- Source data -
++++++
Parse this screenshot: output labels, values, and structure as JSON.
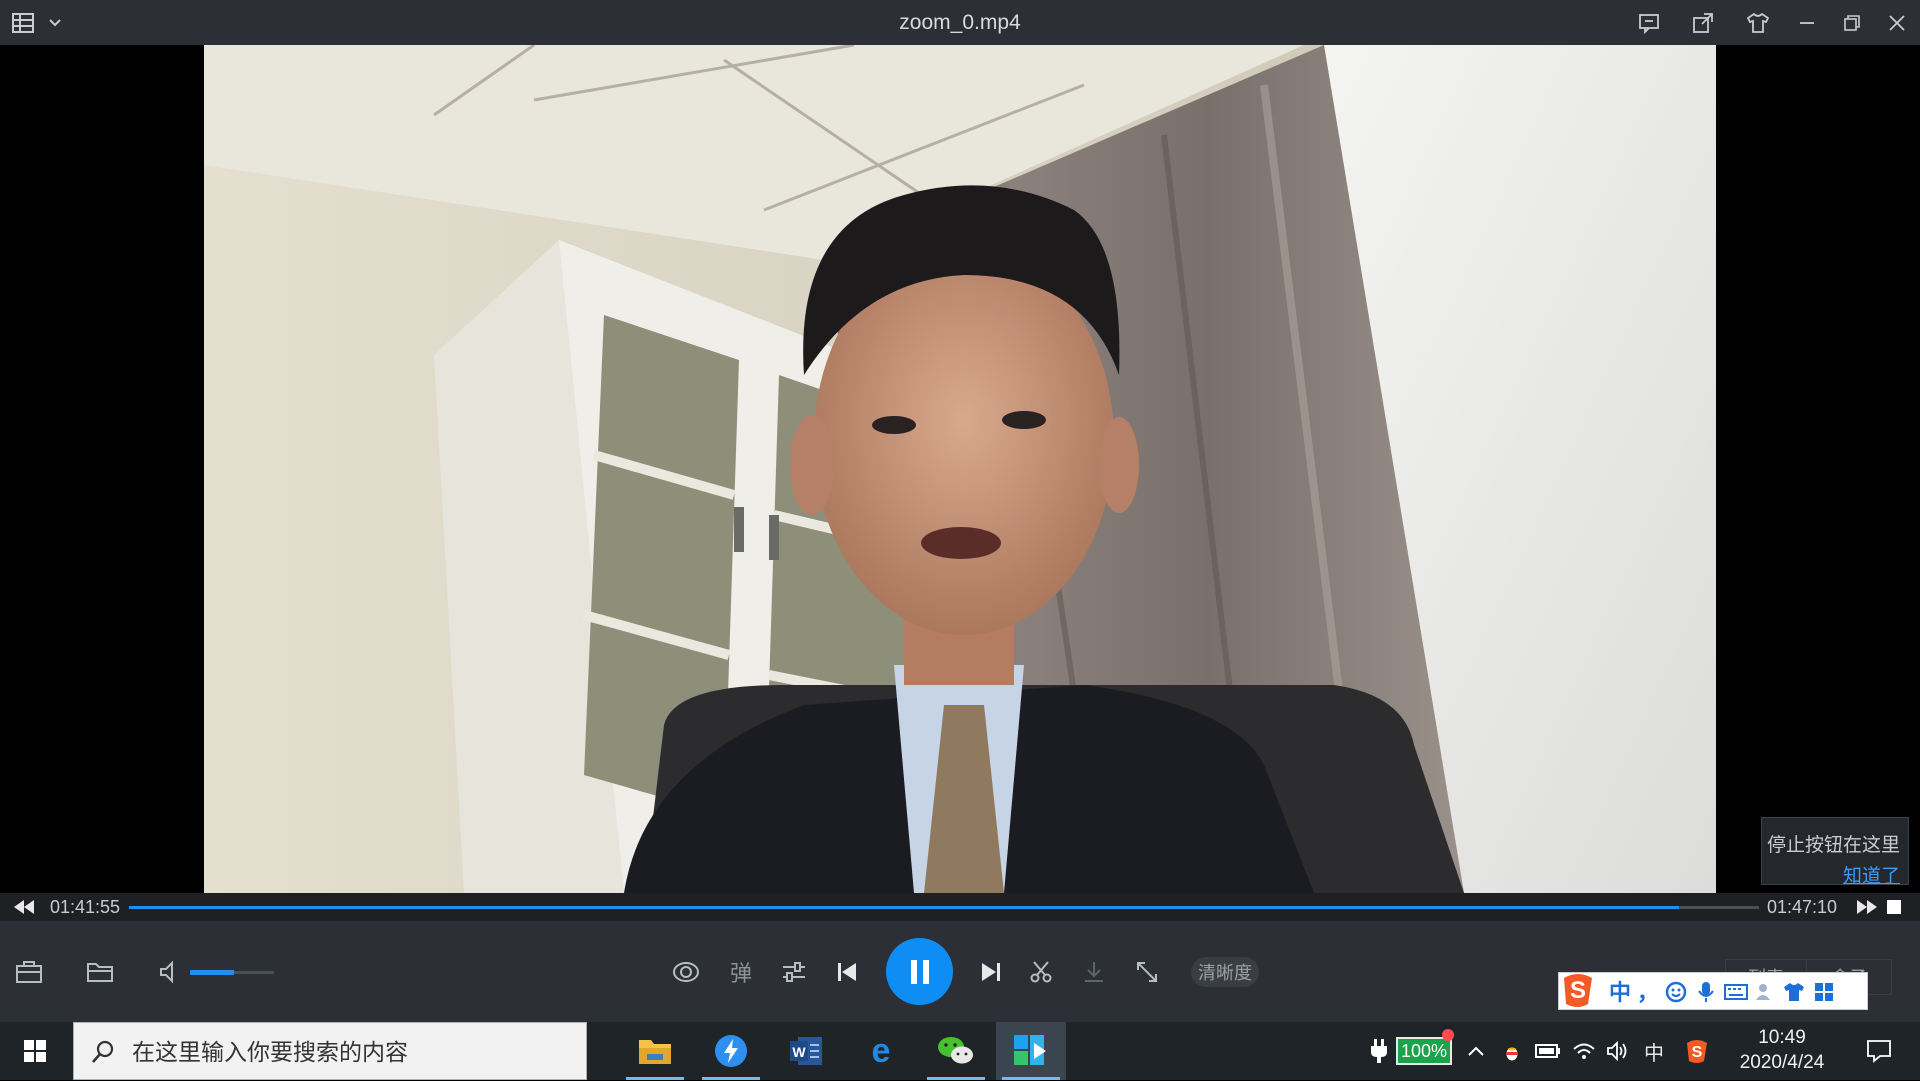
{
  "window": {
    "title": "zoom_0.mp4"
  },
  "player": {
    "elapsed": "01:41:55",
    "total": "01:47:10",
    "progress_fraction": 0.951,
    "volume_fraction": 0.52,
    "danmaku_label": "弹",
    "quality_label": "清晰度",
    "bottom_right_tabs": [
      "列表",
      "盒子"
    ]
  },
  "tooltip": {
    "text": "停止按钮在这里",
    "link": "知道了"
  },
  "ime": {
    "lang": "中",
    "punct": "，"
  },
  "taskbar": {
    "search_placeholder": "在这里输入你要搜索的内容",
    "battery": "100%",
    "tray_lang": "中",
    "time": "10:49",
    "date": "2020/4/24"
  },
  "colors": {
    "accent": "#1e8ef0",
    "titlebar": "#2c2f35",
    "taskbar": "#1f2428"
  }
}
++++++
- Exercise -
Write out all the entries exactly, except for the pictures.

- Written answer -
Parse this screenshot: output labels, values, and structure as JSON.
{
  "window": {
    "title": "zoom_0.mp4"
  },
  "player": {
    "elapsed": "01:41:55",
    "total": "01:47:10",
    "progress_fraction": 0.951,
    "volume_fraction": 0.52,
    "danmaku_label": "弹",
    "quality_label": "清晰度",
    "bottom_right_tabs": [
      "列表",
      "盒子"
    ]
  },
  "tooltip": {
    "text": "停止按钮在这里",
    "link": "知道了"
  },
  "ime": {
    "lang": "中",
    "punct": "，"
  },
  "taskbar": {
    "search_placeholder": "在这里输入你要搜索的内容",
    "battery": "100%",
    "tray_lang": "中",
    "time": "10:49",
    "date": "2020/4/24"
  },
  "colors": {
    "accent": "#1e8ef0",
    "titlebar": "#2c2f35",
    "taskbar": "#1f2428"
  }
}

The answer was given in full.